___ Material provided ___

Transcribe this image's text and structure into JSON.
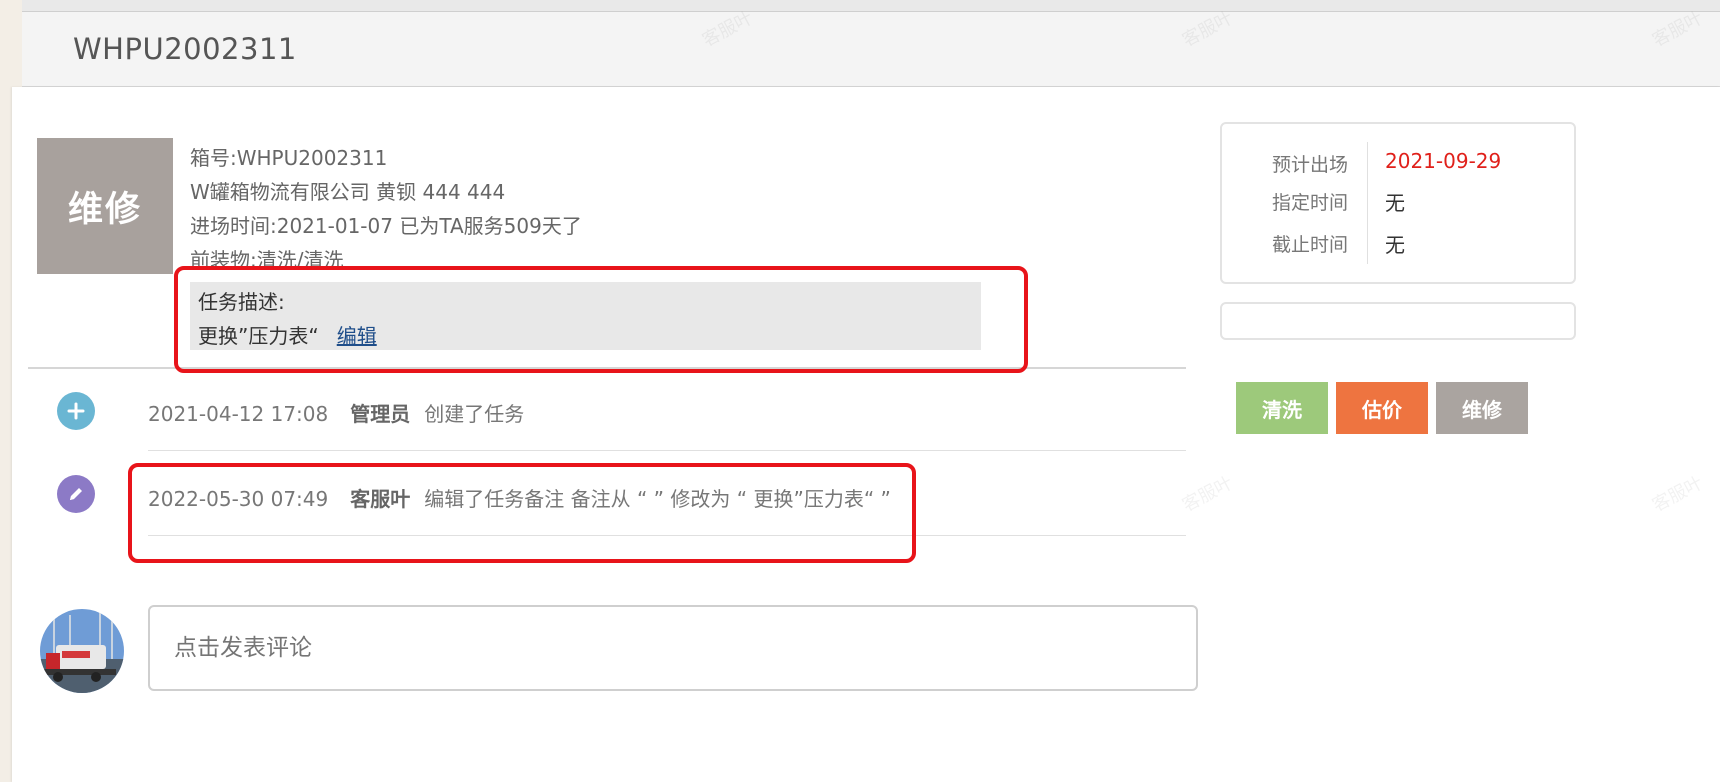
{
  "header": {
    "title": "WHPU2002311"
  },
  "container": {
    "status_tile": "维修",
    "box_no": "箱号:WHPU2002311",
    "company_line": "W罐箱物流有限公司 黄钡 444 444",
    "entry_line": "进场时间:2021-01-07 已为TA服务509天了",
    "previous_cargo": "前装物:清洗/清洗"
  },
  "task": {
    "label": "任务描述:",
    "text": "更换”压力表“",
    "edit_link": "编辑"
  },
  "events": [
    {
      "icon": "plus-icon",
      "time": "2021-04-12 17:08",
      "user": "管理员",
      "action": "创建了任务"
    },
    {
      "icon": "pencil-icon",
      "time": "2022-05-30 07:49",
      "user": "客服叶",
      "action": "编辑了任务备注 备注从 “ ” 修改为 “ 更换”压力表“ ”"
    }
  ],
  "comment": {
    "placeholder": "点击发表评论"
  },
  "schedule": {
    "expected_exit_label": "预计出场",
    "expected_exit_value": "2021-09-29",
    "assigned_time_label": "指定时间",
    "assigned_time_value": "无",
    "deadline_label": "截止时间",
    "deadline_value": "无"
  },
  "actions": {
    "clean": "清洗",
    "estimate": "估价",
    "repair": "维修"
  },
  "colors": {
    "status_tile": "#a8a19d",
    "clean": "#9dc97b",
    "estimate": "#ee7440",
    "repair": "#aaa4a0",
    "highlight": "#e8141a",
    "date_red": "#e0201a"
  }
}
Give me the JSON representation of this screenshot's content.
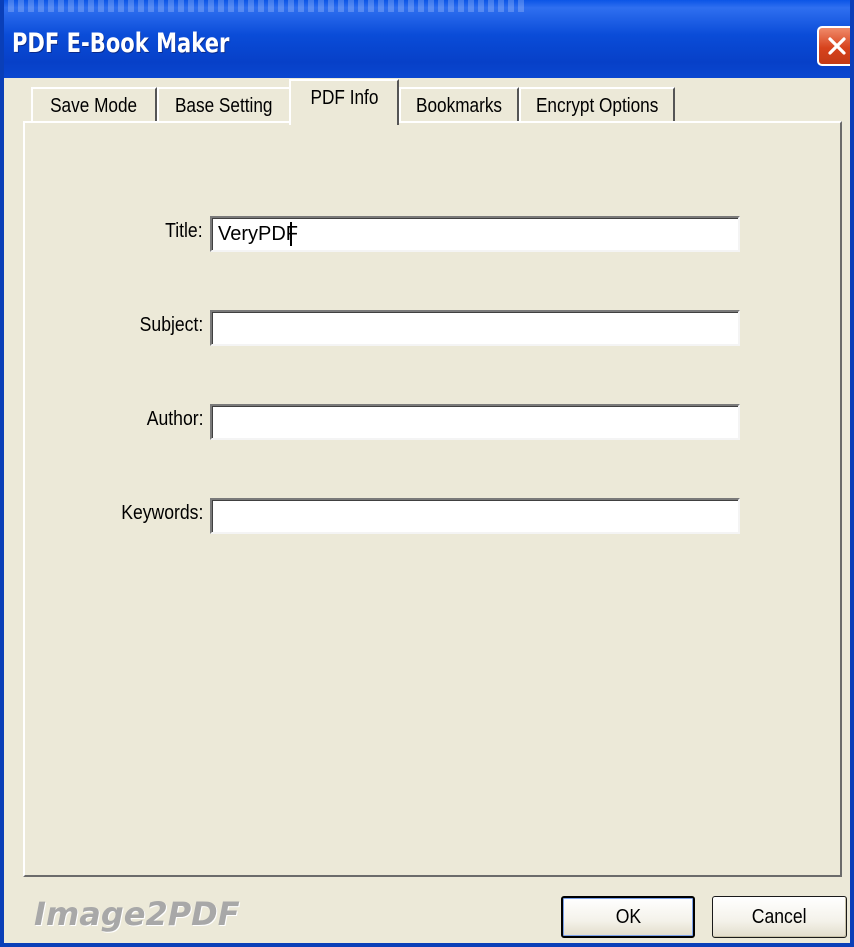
{
  "window": {
    "title": "PDF E-Book Maker",
    "close_icon": "close-icon",
    "close_color": "#d7431d",
    "titlebar_color": "#0a4cd8"
  },
  "tabs": [
    {
      "label": "Save Mode",
      "active": false
    },
    {
      "label": "Base Setting",
      "active": false
    },
    {
      "label": "PDF Info",
      "active": true
    },
    {
      "label": "Bookmarks",
      "active": false
    },
    {
      "label": "Encrypt Options",
      "active": false
    }
  ],
  "fields": {
    "title": {
      "label": "Title:",
      "value": "VeryPDF"
    },
    "subject": {
      "label": "Subject:",
      "value": ""
    },
    "author": {
      "label": "Author:",
      "value": ""
    },
    "keywords": {
      "label": "Keywords:",
      "value": ""
    }
  },
  "footer": {
    "brand": "Image2PDF",
    "ok_label": "OK",
    "cancel_label": "Cancel"
  }
}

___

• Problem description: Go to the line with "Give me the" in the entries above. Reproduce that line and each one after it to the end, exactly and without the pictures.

• Reply to the task:
Give me the JSON representation of this screenshot's content.
{
  "window": {
    "title": "PDF E-Book Maker",
    "close_icon": "close-icon",
    "close_color": "#d7431d",
    "titlebar_color": "#0a4cd8"
  },
  "tabs": [
    {
      "label": "Save Mode",
      "active": false
    },
    {
      "label": "Base Setting",
      "active": false
    },
    {
      "label": "PDF Info",
      "active": true
    },
    {
      "label": "Bookmarks",
      "active": false
    },
    {
      "label": "Encrypt Options",
      "active": false
    }
  ],
  "fields": {
    "title": {
      "label": "Title:",
      "value": "VeryPDF"
    },
    "subject": {
      "label": "Subject:",
      "value": ""
    },
    "author": {
      "label": "Author:",
      "value": ""
    },
    "keywords": {
      "label": "Keywords:",
      "value": ""
    }
  },
  "footer": {
    "brand": "Image2PDF",
    "ok_label": "OK",
    "cancel_label": "Cancel"
  }
}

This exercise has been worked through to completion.